What you should do:
Exactly as written and without the pictures, output the entries below.
===== Provided records
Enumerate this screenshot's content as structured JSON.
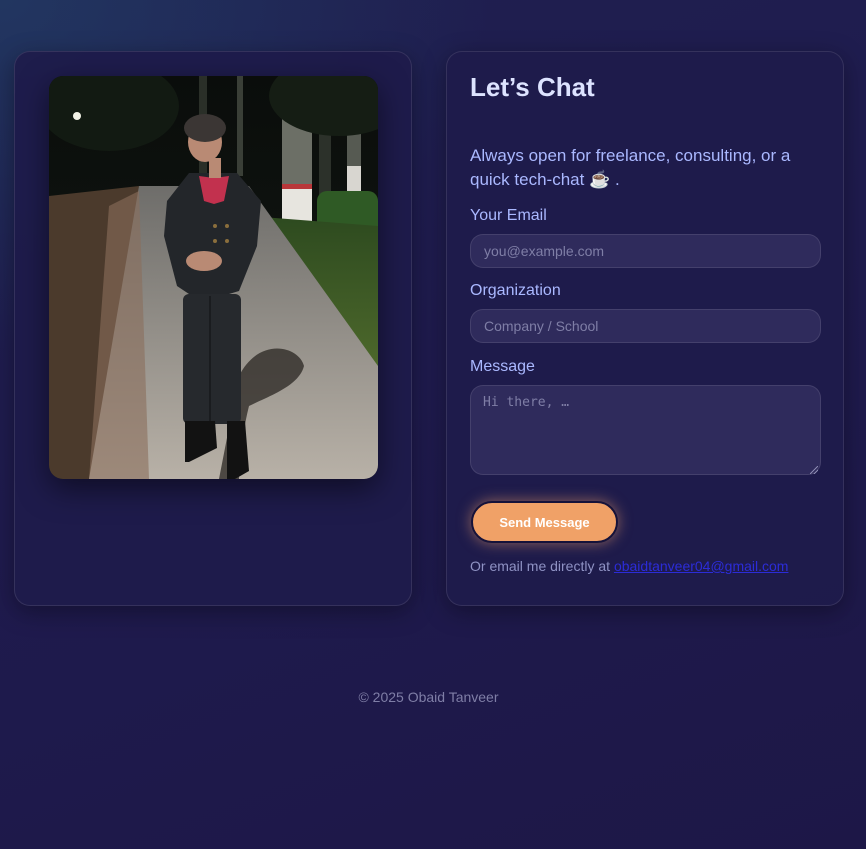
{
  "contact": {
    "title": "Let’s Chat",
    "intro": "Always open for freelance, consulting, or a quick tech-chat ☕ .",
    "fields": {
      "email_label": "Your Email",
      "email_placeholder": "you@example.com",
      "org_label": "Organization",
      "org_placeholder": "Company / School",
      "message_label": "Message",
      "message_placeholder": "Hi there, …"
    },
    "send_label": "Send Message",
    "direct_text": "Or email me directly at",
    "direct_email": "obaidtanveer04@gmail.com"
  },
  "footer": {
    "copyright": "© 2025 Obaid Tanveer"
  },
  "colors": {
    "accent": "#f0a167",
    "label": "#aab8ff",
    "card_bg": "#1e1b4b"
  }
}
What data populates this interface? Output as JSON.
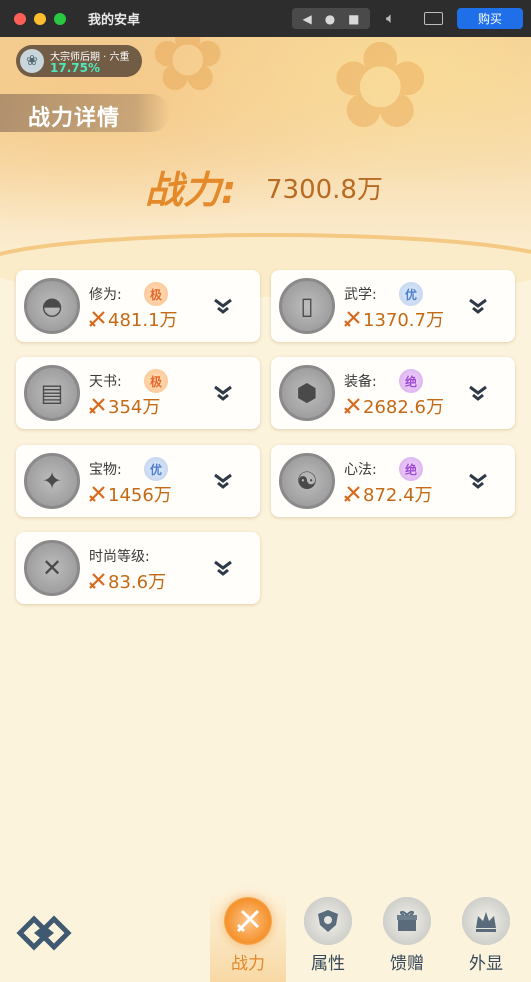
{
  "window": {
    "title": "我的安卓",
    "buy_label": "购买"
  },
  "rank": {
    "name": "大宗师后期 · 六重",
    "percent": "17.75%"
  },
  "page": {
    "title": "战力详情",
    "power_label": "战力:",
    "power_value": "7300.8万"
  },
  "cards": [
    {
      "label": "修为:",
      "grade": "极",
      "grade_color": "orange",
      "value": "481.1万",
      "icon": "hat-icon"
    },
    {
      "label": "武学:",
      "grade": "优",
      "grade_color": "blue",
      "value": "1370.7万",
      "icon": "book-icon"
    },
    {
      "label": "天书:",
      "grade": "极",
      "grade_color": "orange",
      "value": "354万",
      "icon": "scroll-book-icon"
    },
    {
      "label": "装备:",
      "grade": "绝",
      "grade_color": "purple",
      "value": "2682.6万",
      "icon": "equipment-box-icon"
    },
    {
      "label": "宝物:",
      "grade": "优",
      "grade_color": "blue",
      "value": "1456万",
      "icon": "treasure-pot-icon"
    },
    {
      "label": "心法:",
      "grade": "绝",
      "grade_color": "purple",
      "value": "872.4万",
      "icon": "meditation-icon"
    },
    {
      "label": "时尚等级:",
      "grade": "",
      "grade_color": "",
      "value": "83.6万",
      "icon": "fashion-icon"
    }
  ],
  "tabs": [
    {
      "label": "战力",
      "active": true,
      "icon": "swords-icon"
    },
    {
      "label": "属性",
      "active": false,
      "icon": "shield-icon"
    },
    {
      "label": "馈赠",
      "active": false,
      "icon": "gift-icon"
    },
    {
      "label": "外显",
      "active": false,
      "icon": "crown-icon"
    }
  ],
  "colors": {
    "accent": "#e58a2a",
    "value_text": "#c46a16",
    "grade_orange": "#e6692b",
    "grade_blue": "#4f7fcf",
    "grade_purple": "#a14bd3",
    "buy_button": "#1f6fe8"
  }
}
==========
Completed exercise:
Enumerate this screenshot's content as structured JSON.
{
  "contact": {
    "title": "Let’s Chat",
    "intro": "Always open for freelance, consulting, or a quick tech-chat ☕ .",
    "fields": {
      "email_label": "Your Email",
      "email_placeholder": "you@example.com",
      "org_label": "Organization",
      "org_placeholder": "Company / School",
      "message_label": "Message",
      "message_placeholder": "Hi there, …"
    },
    "send_label": "Send Message",
    "direct_text": "Or email me directly at",
    "direct_email": "obaidtanveer04@gmail.com"
  },
  "footer": {
    "copyright": "© 2025 Obaid Tanveer"
  },
  "colors": {
    "accent": "#f0a167",
    "label": "#aab8ff",
    "card_bg": "#1e1b4b"
  }
}
What data populates this interface? Output as JSON.
{
  "window": {
    "title": "我的安卓",
    "buy_label": "购买"
  },
  "rank": {
    "name": "大宗师后期 · 六重",
    "percent": "17.75%"
  },
  "page": {
    "title": "战力详情",
    "power_label": "战力:",
    "power_value": "7300.8万"
  },
  "cards": [
    {
      "label": "修为:",
      "grade": "极",
      "grade_color": "orange",
      "value": "481.1万",
      "icon": "hat-icon"
    },
    {
      "label": "武学:",
      "grade": "优",
      "grade_color": "blue",
      "value": "1370.7万",
      "icon": "book-icon"
    },
    {
      "label": "天书:",
      "grade": "极",
      "grade_color": "orange",
      "value": "354万",
      "icon": "scroll-book-icon"
    },
    {
      "label": "装备:",
      "grade": "绝",
      "grade_color": "purple",
      "value": "2682.6万",
      "icon": "equipment-box-icon"
    },
    {
      "label": "宝物:",
      "grade": "优",
      "grade_color": "blue",
      "value": "1456万",
      "icon": "treasure-pot-icon"
    },
    {
      "label": "心法:",
      "grade": "绝",
      "grade_color": "purple",
      "value": "872.4万",
      "icon": "meditation-icon"
    },
    {
      "label": "时尚等级:",
      "grade": "",
      "grade_color": "",
      "value": "83.6万",
      "icon": "fashion-icon"
    }
  ],
  "tabs": [
    {
      "label": "战力",
      "active": true,
      "icon": "swords-icon"
    },
    {
      "label": "属性",
      "active": false,
      "icon": "shield-icon"
    },
    {
      "label": "馈赠",
      "active": false,
      "icon": "gift-icon"
    },
    {
      "label": "外显",
      "active": false,
      "icon": "crown-icon"
    }
  ],
  "colors": {
    "accent": "#e58a2a",
    "value_text": "#c46a16",
    "grade_orange": "#e6692b",
    "grade_blue": "#4f7fcf",
    "grade_purple": "#a14bd3",
    "buy_button": "#1f6fe8"
  }
}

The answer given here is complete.